Instructions for the task:
Please output the data exactly, minus pictures.

Task data:
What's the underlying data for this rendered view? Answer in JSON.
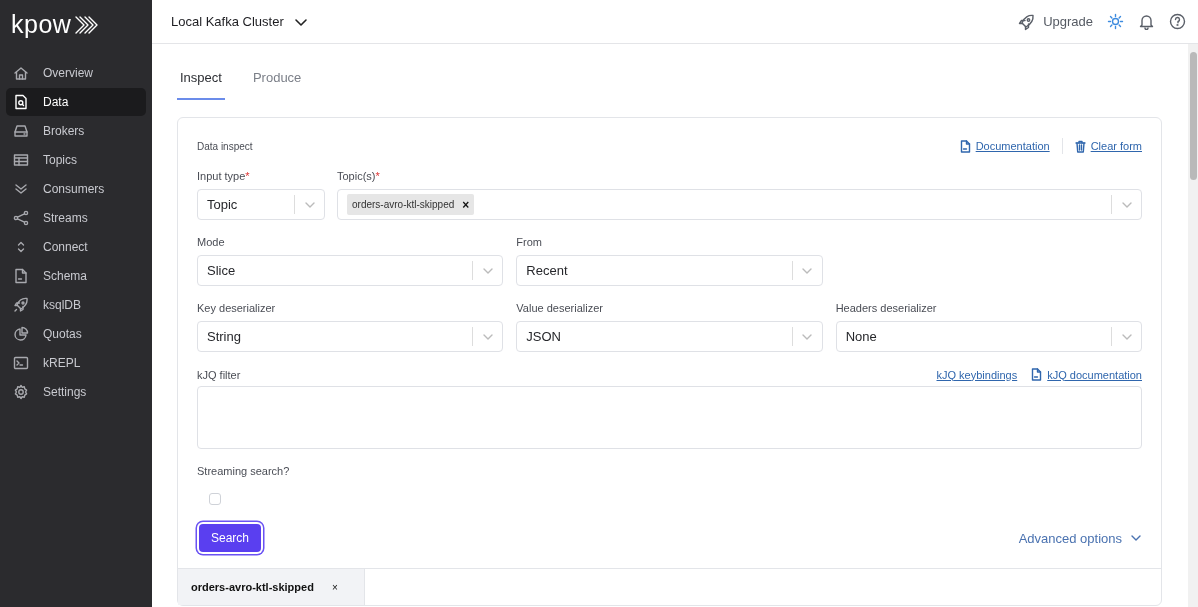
{
  "sidebar": {
    "logo": "kpow",
    "items": [
      {
        "label": "Overview",
        "selected": false
      },
      {
        "label": "Data",
        "selected": true
      },
      {
        "label": "Brokers",
        "selected": false
      },
      {
        "label": "Topics",
        "selected": false
      },
      {
        "label": "Consumers",
        "selected": false
      },
      {
        "label": "Streams",
        "selected": false
      },
      {
        "label": "Connect",
        "selected": false
      },
      {
        "label": "Schema",
        "selected": false
      },
      {
        "label": "ksqlDB",
        "selected": false
      },
      {
        "label": "Quotas",
        "selected": false
      },
      {
        "label": "kREPL",
        "selected": false
      },
      {
        "label": "Settings",
        "selected": false
      }
    ]
  },
  "topbar": {
    "cluster": "Local Kafka Cluster",
    "upgrade": "Upgrade"
  },
  "tabs": [
    {
      "label": "Inspect",
      "selected": true
    },
    {
      "label": "Produce",
      "selected": false
    }
  ],
  "form": {
    "title": "Data inspect",
    "links": [
      "Documentation",
      "Clear form"
    ],
    "input_type": {
      "label": "Input type",
      "required_mark": "*",
      "value": "Topic"
    },
    "topics": {
      "label": "Topic(s)",
      "required_mark": "*",
      "chips": [
        {
          "label": "orders-avro-ktl-skipped",
          "remove": "×"
        }
      ]
    },
    "mode": {
      "label": "Mode",
      "value": "Slice"
    },
    "from": {
      "label": "From",
      "value": "Recent"
    },
    "key_deserializer": {
      "label": "Key deserializer",
      "value": "String"
    },
    "value_deserializer": {
      "label": "Value deserializer",
      "value": "JSON"
    },
    "headers_deserializer": {
      "label": "Headers deserializer",
      "value": "None"
    },
    "kjq_filter": {
      "label": "kJQ filter",
      "links": [
        "kJQ keybindings",
        "kJQ documentation"
      ]
    },
    "streaming": {
      "label": "Streaming search?",
      "checked": false
    },
    "search_button": "Search",
    "advanced_options": "Advanced options"
  },
  "results": {
    "tabs": [
      {
        "label": "orders-avro-ktl-skipped",
        "close": "×",
        "selected": true
      }
    ]
  }
}
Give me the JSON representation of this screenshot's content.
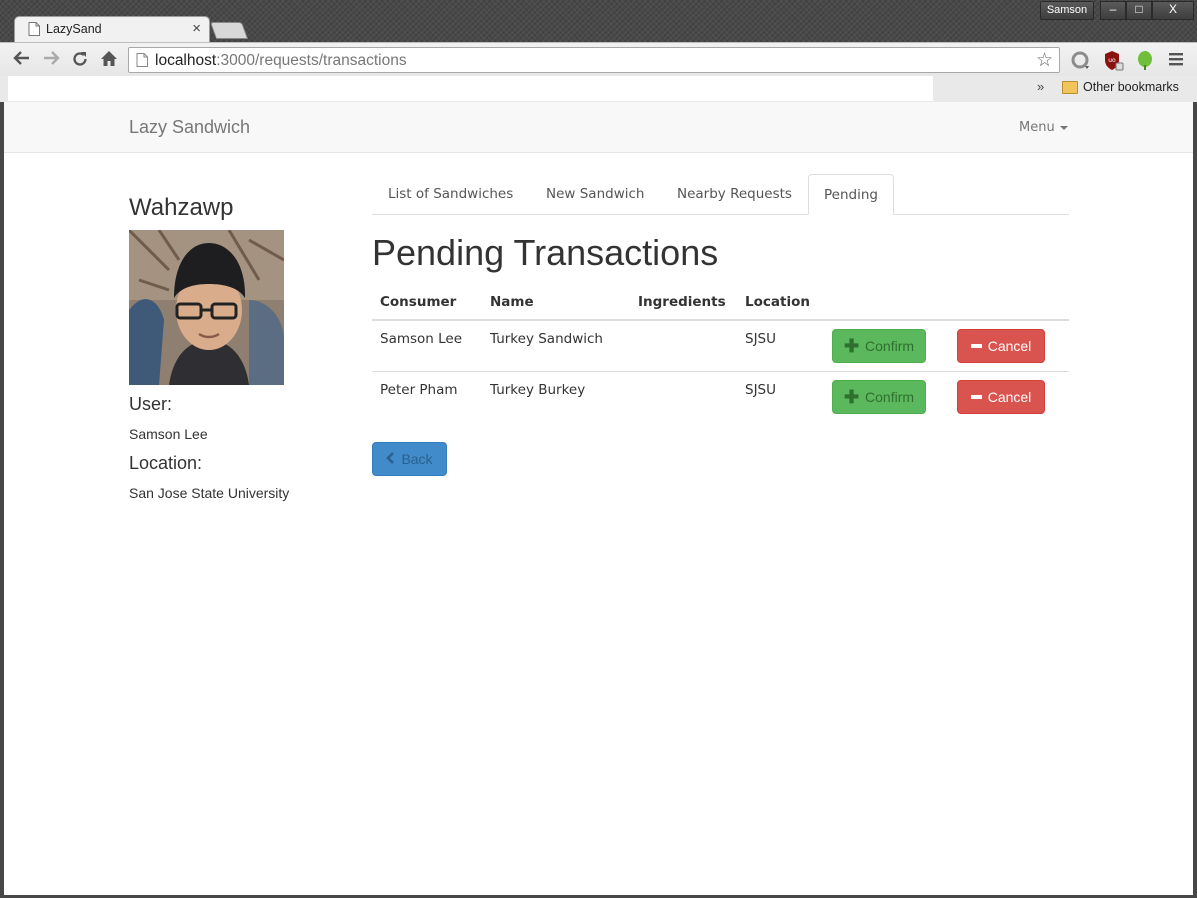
{
  "browser": {
    "tab_title": "LazySand",
    "tab_close": "×",
    "user_badge": "Samson",
    "win_minimize": "–",
    "win_maximize": "□",
    "win_close": "X",
    "url_host": "localhost",
    "url_path": ":3000/requests/transactions",
    "other_bookmarks": "Other bookmarks",
    "bookmark_chevron": "»"
  },
  "navbar": {
    "brand": "Lazy Sandwich",
    "menu_label": "Menu"
  },
  "profile": {
    "name": "Wahzawp",
    "user_label": "User:",
    "user_value": "Samson Lee",
    "location_label": "Location:",
    "location_value": "San Jose State University"
  },
  "tabs": [
    {
      "label": "List of Sandwiches",
      "active": false
    },
    {
      "label": "New Sandwich",
      "active": false
    },
    {
      "label": "Nearby Requests",
      "active": false
    },
    {
      "label": "Pending",
      "active": true
    }
  ],
  "main": {
    "heading": "Pending Transactions",
    "back_label": "Back"
  },
  "table": {
    "columns": [
      "Consumer",
      "Name",
      "Ingredients",
      "Location"
    ],
    "rows": [
      {
        "consumer": "Samson Lee",
        "name": "Turkey Sandwich",
        "ingredients": "",
        "location": "SJSU",
        "confirm": "Confirm",
        "cancel": "Cancel"
      },
      {
        "consumer": "Peter Pham",
        "name": "Turkey Burkey",
        "ingredients": "",
        "location": "SJSU",
        "confirm": "Confirm",
        "cancel": "Cancel"
      }
    ]
  },
  "colors": {
    "success": "#5cb85c",
    "danger": "#d9534f",
    "primary": "#428bca"
  }
}
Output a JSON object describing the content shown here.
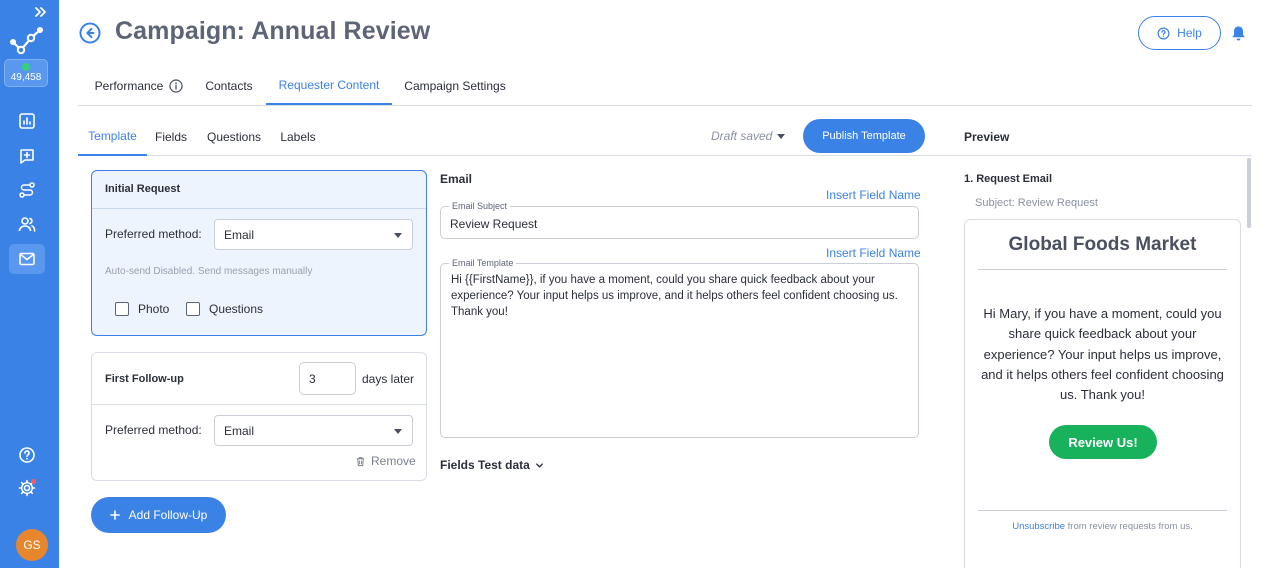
{
  "sidebar": {
    "points": "49,458",
    "avatar_initials": "GS",
    "nav_icons": [
      "analytics-icon",
      "add-box-icon",
      "route-icon",
      "people-icon",
      "mail-icon"
    ],
    "bottom_icons": [
      "help-circle-icon",
      "settings-icon"
    ],
    "accent": "#3b82e6"
  },
  "header": {
    "title": "Campaign: Annual Review",
    "help_label": "Help"
  },
  "main_tabs": [
    {
      "label": "Performance"
    },
    {
      "label": "Contacts"
    },
    {
      "label": "Requester Content",
      "active": true
    },
    {
      "label": "Campaign Settings"
    }
  ],
  "sub_tabs": [
    {
      "label": "Template",
      "active": true
    },
    {
      "label": "Fields"
    },
    {
      "label": "Questions"
    },
    {
      "label": "Labels"
    }
  ],
  "toolbar": {
    "draft_status": "Draft saved",
    "publish_label": "Publish Template"
  },
  "initial_request": {
    "title": "Initial Request",
    "method_label": "Preferred method:",
    "method_value": "Email",
    "note": "Auto-send Disabled. Send messages manually",
    "photo_label": "Photo",
    "questions_label": "Questions"
  },
  "follow_up": {
    "title": "First Follow-up",
    "days_value": "3",
    "days_suffix": "days later",
    "method_label": "Preferred method:",
    "method_value": "Email",
    "remove_label": "Remove"
  },
  "add_followup_label": "Add Follow-Up",
  "email": {
    "heading": "Email",
    "insert_field_label": "Insert Field Name",
    "subject_label": "Email Subject",
    "subject_value": "Review Request",
    "template_label": "Email Template",
    "template_value": "Hi {{FirstName}}, if you have a moment, could you share quick feedback about your experience? Your input helps us improve, and it helps others feel confident choosing us. Thank you!",
    "fields_test_label": "Fields Test data"
  },
  "preview": {
    "title": "Preview",
    "step": "1. Request Email",
    "subject": "Subject: Review Request",
    "brand": "Global Foods Market",
    "body": "Hi Mary, if you have a moment, could you share quick feedback about your experience? Your input helps us improve, and it helps others feel confident choosing us. Thank you!",
    "cta": "Review Us!",
    "unsubscribe_link": "Unsubscribe",
    "unsubscribe_suffix": " from review requests from us.",
    "cta_color": "#19b25c"
  }
}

Answer box:
What's the underlying data for this rendered view? Answer in JSON.
{
  "sidebar": {
    "logo": "kpow",
    "items": [
      {
        "label": "Overview",
        "selected": false
      },
      {
        "label": "Data",
        "selected": true
      },
      {
        "label": "Brokers",
        "selected": false
      },
      {
        "label": "Topics",
        "selected": false
      },
      {
        "label": "Consumers",
        "selected": false
      },
      {
        "label": "Streams",
        "selected": false
      },
      {
        "label": "Connect",
        "selected": false
      },
      {
        "label": "Schema",
        "selected": false
      },
      {
        "label": "ksqlDB",
        "selected": false
      },
      {
        "label": "Quotas",
        "selected": false
      },
      {
        "label": "kREPL",
        "selected": false
      },
      {
        "label": "Settings",
        "selected": false
      }
    ]
  },
  "topbar": {
    "cluster": "Local Kafka Cluster",
    "upgrade": "Upgrade"
  },
  "tabs": [
    {
      "label": "Inspect",
      "selected": true
    },
    {
      "label": "Produce",
      "selected": false
    }
  ],
  "form": {
    "title": "Data inspect",
    "links": [
      "Documentation",
      "Clear form"
    ],
    "input_type": {
      "label": "Input type",
      "required_mark": "*",
      "value": "Topic"
    },
    "topics": {
      "label": "Topic(s)",
      "required_mark": "*",
      "chips": [
        {
          "label": "orders-avro-ktl-skipped",
          "remove": "×"
        }
      ]
    },
    "mode": {
      "label": "Mode",
      "value": "Slice"
    },
    "from": {
      "label": "From",
      "value": "Recent"
    },
    "key_deserializer": {
      "label": "Key deserializer",
      "value": "String"
    },
    "value_deserializer": {
      "label": "Value deserializer",
      "value": "JSON"
    },
    "headers_deserializer": {
      "label": "Headers deserializer",
      "value": "None"
    },
    "kjq_filter": {
      "label": "kJQ filter",
      "links": [
        "kJQ keybindings",
        "kJQ documentation"
      ]
    },
    "streaming": {
      "label": "Streaming search?",
      "checked": false
    },
    "search_button": "Search",
    "advanced_options": "Advanced options"
  },
  "results": {
    "tabs": [
      {
        "label": "orders-avro-ktl-skipped",
        "close": "×",
        "selected": true
      }
    ]
  }
}
Give me the JSON representation of this screenshot's content.
{
  "browser": {
    "tab_title": "LazySand",
    "tab_close": "×",
    "user_badge": "Samson",
    "win_minimize": "–",
    "win_maximize": "□",
    "win_close": "X",
    "url_host": "localhost",
    "url_path": ":3000/requests/transactions",
    "other_bookmarks": "Other bookmarks",
    "bookmark_chevron": "»"
  },
  "navbar": {
    "brand": "Lazy Sandwich",
    "menu_label": "Menu"
  },
  "profile": {
    "name": "Wahzawp",
    "user_label": "User:",
    "user_value": "Samson Lee",
    "location_label": "Location:",
    "location_value": "San Jose State University"
  },
  "tabs": [
    {
      "label": "List of Sandwiches",
      "active": false
    },
    {
      "label": "New Sandwich",
      "active": false
    },
    {
      "label": "Nearby Requests",
      "active": false
    },
    {
      "label": "Pending",
      "active": true
    }
  ],
  "main": {
    "heading": "Pending Transactions",
    "back_label": "Back"
  },
  "table": {
    "columns": [
      "Consumer",
      "Name",
      "Ingredients",
      "Location"
    ],
    "rows": [
      {
        "consumer": "Samson Lee",
        "name": "Turkey Sandwich",
        "ingredients": "",
        "location": "SJSU",
        "confirm": "Confirm",
        "cancel": "Cancel"
      },
      {
        "consumer": "Peter Pham",
        "name": "Turkey Burkey",
        "ingredients": "",
        "location": "SJSU",
        "confirm": "Confirm",
        "cancel": "Cancel"
      }
    ]
  },
  "colors": {
    "success": "#5cb85c",
    "danger": "#d9534f",
    "primary": "#428bca"
  }
}
Output a JSON object describing the content shown here.
{
  "sidebar": {
    "points": "49,458",
    "avatar_initials": "GS",
    "nav_icons": [
      "analytics-icon",
      "add-box-icon",
      "route-icon",
      "people-icon",
      "mail-icon"
    ],
    "bottom_icons": [
      "help-circle-icon",
      "settings-icon"
    ],
    "accent": "#3b82e6"
  },
  "header": {
    "title": "Campaign: Annual Review",
    "help_label": "Help"
  },
  "main_tabs": [
    {
      "label": "Performance"
    },
    {
      "label": "Contacts"
    },
    {
      "label": "Requester Content",
      "active": true
    },
    {
      "label": "Campaign Settings"
    }
  ],
  "sub_tabs": [
    {
      "label": "Template",
      "active": true
    },
    {
      "label": "Fields"
    },
    {
      "label": "Questions"
    },
    {
      "label": "Labels"
    }
  ],
  "toolbar": {
    "draft_status": "Draft saved",
    "publish_label": "Publish Template"
  },
  "initial_request": {
    "title": "Initial Request",
    "method_label": "Preferred method:",
    "method_value": "Email",
    "note": "Auto-send Disabled. Send messages manually",
    "photo_label": "Photo",
    "questions_label": "Questions"
  },
  "follow_up": {
    "title": "First Follow-up",
    "days_value": "3",
    "days_suffix": "days later",
    "method_label": "Preferred method:",
    "method_value": "Email",
    "remove_label": "Remove"
  },
  "add_followup_label": "Add Follow-Up",
  "email": {
    "heading": "Email",
    "insert_field_label": "Insert Field Name",
    "subject_label": "Email Subject",
    "subject_value": "Review Request",
    "template_label": "Email Template",
    "template_value": "Hi {{FirstName}}, if you have a moment, could you share quick feedback about your experience? Your input helps us improve, and it helps others feel confident choosing us. Thank you!",
    "fields_test_label": "Fields Test data"
  },
  "preview": {
    "title": "Preview",
    "step": "1. Request Email",
    "subject": "Subject: Review Request",
    "brand": "Global Foods Market",
    "body": "Hi Mary, if you have a moment, could you share quick feedback about your experience? Your input helps us improve, and it helps others feel confident choosing us. Thank you!",
    "cta": "Review Us!",
    "unsubscribe_link": "Unsubscribe",
    "unsubscribe_suffix": " from review requests from us.",
    "cta_color": "#19b25c"
  }
}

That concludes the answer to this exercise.